===== Given data

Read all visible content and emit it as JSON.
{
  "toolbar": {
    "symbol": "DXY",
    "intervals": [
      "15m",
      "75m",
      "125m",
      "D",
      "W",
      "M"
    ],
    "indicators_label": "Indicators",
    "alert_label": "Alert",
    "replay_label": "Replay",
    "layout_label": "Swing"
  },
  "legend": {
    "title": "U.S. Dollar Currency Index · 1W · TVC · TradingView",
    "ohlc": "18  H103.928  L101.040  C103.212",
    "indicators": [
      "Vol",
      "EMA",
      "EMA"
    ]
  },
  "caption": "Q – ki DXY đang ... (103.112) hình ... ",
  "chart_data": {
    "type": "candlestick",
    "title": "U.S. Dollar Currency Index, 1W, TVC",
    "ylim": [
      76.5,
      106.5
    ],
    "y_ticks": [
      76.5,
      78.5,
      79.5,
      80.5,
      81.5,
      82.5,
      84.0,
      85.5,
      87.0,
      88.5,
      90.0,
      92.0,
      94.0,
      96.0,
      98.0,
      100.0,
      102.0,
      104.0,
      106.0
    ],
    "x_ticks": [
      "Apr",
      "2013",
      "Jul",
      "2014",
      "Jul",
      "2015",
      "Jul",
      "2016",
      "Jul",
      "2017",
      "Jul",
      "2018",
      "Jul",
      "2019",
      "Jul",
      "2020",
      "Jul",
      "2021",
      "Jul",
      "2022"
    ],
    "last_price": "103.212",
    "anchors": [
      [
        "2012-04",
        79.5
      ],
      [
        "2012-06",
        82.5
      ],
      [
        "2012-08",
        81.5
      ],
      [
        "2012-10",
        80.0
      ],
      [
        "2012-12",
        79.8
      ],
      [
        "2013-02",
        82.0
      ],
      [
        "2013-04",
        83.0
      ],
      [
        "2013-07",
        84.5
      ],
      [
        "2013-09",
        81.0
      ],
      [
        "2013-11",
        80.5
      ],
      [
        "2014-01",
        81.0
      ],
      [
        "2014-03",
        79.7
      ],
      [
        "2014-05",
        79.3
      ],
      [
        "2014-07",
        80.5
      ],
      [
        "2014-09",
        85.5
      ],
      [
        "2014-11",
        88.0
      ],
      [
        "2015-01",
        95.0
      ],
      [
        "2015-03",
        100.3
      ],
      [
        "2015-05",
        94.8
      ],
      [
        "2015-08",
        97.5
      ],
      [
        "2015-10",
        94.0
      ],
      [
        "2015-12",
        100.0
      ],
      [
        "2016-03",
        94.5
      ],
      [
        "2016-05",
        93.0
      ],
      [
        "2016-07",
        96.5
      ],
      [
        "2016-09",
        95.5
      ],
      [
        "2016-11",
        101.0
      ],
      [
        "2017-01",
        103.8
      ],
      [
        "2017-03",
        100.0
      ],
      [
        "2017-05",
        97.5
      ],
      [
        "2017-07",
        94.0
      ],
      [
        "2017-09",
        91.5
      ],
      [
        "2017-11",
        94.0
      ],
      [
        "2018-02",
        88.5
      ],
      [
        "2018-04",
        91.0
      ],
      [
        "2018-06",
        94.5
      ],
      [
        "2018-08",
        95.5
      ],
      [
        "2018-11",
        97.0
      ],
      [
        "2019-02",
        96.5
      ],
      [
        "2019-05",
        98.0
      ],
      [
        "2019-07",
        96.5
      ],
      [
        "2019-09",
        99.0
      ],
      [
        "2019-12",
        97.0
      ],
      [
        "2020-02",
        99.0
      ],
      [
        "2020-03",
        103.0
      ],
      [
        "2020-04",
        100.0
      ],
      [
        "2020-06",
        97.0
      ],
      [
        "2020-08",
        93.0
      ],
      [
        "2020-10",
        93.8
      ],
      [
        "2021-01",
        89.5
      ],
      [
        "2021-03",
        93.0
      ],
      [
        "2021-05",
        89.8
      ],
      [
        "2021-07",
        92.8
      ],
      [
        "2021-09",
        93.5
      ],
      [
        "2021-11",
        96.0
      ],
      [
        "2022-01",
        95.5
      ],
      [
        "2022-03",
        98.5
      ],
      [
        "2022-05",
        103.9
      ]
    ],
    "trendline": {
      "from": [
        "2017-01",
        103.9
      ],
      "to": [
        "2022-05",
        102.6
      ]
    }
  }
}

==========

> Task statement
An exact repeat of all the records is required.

> Answer to this exercise
Read all visible content and emit it as JSON.
{
  "toolbar": {
    "symbol": "DXY",
    "intervals": [
      "15m",
      "75m",
      "125m",
      "D",
      "W",
      "M"
    ],
    "indicators_label": "Indicators",
    "alert_label": "Alert",
    "replay_label": "Replay",
    "layout_label": "Swing"
  },
  "legend": {
    "title": "U.S. Dollar Currency Index · 1W · TVC · TradingView",
    "ohlc": "18  H103.928  L101.040  C103.212",
    "indicators": [
      "Vol",
      "EMA",
      "EMA"
    ]
  },
  "caption": "Q – ki DXY đang ... (103.112) hình ... ",
  "chart_data": {
    "type": "candlestick",
    "title": "U.S. Dollar Currency Index, 1W, TVC",
    "ylim": [
      76.5,
      106.5
    ],
    "y_ticks": [
      76.5,
      78.5,
      79.5,
      80.5,
      81.5,
      82.5,
      84.0,
      85.5,
      87.0,
      88.5,
      90.0,
      92.0,
      94.0,
      96.0,
      98.0,
      100.0,
      102.0,
      104.0,
      106.0
    ],
    "x_ticks": [
      "Apr",
      "2013",
      "Jul",
      "2014",
      "Jul",
      "2015",
      "Jul",
      "2016",
      "Jul",
      "2017",
      "Jul",
      "2018",
      "Jul",
      "2019",
      "Jul",
      "2020",
      "Jul",
      "2021",
      "Jul",
      "2022"
    ],
    "last_price": "103.212",
    "anchors": [
      [
        "2012-04",
        79.5
      ],
      [
        "2012-06",
        82.5
      ],
      [
        "2012-08",
        81.5
      ],
      [
        "2012-10",
        80.0
      ],
      [
        "2012-12",
        79.8
      ],
      [
        "2013-02",
        82.0
      ],
      [
        "2013-04",
        83.0
      ],
      [
        "2013-07",
        84.5
      ],
      [
        "2013-09",
        81.0
      ],
      [
        "2013-11",
        80.5
      ],
      [
        "2014-01",
        81.0
      ],
      [
        "2014-03",
        79.7
      ],
      [
        "2014-05",
        79.3
      ],
      [
        "2014-07",
        80.5
      ],
      [
        "2014-09",
        85.5
      ],
      [
        "2014-11",
        88.0
      ],
      [
        "2015-01",
        95.0
      ],
      [
        "2015-03",
        100.3
      ],
      [
        "2015-05",
        94.8
      ],
      [
        "2015-08",
        97.5
      ],
      [
        "2015-10",
        94.0
      ],
      [
        "2015-12",
        100.0
      ],
      [
        "2016-03",
        94.5
      ],
      [
        "2016-05",
        93.0
      ],
      [
        "2016-07",
        96.5
      ],
      [
        "2016-09",
        95.5
      ],
      [
        "2016-11",
        101.0
      ],
      [
        "2017-01",
        103.8
      ],
      [
        "2017-03",
        100.0
      ],
      [
        "2017-05",
        97.5
      ],
      [
        "2017-07",
        94.0
      ],
      [
        "2017-09",
        91.5
      ],
      [
        "2017-11",
        94.0
      ],
      [
        "2018-02",
        88.5
      ],
      [
        "2018-04",
        91.0
      ],
      [
        "2018-06",
        94.5
      ],
      [
        "2018-08",
        95.5
      ],
      [
        "2018-11",
        97.0
      ],
      [
        "2019-02",
        96.5
      ],
      [
        "2019-05",
        98.0
      ],
      [
        "2019-07",
        96.5
      ],
      [
        "2019-09",
        99.0
      ],
      [
        "2019-12",
        97.0
      ],
      [
        "2020-02",
        99.0
      ],
      [
        "2020-03",
        103.0
      ],
      [
        "2020-04",
        100.0
      ],
      [
        "2020-06",
        97.0
      ],
      [
        "2020-08",
        93.0
      ],
      [
        "2020-10",
        93.8
      ],
      [
        "2021-01",
        89.5
      ],
      [
        "2021-03",
        93.0
      ],
      [
        "2021-05",
        89.8
      ],
      [
        "2021-07",
        92.8
      ],
      [
        "2021-09",
        93.5
      ],
      [
        "2021-11",
        96.0
      ],
      [
        "2022-01",
        95.5
      ],
      [
        "2022-03",
        98.5
      ],
      [
        "2022-05",
        103.9
      ]
    ],
    "trendline": {
      "from": [
        "2017-01",
        103.9
      ],
      "to": [
        "2022-05",
        102.6
      ]
    }
  }
}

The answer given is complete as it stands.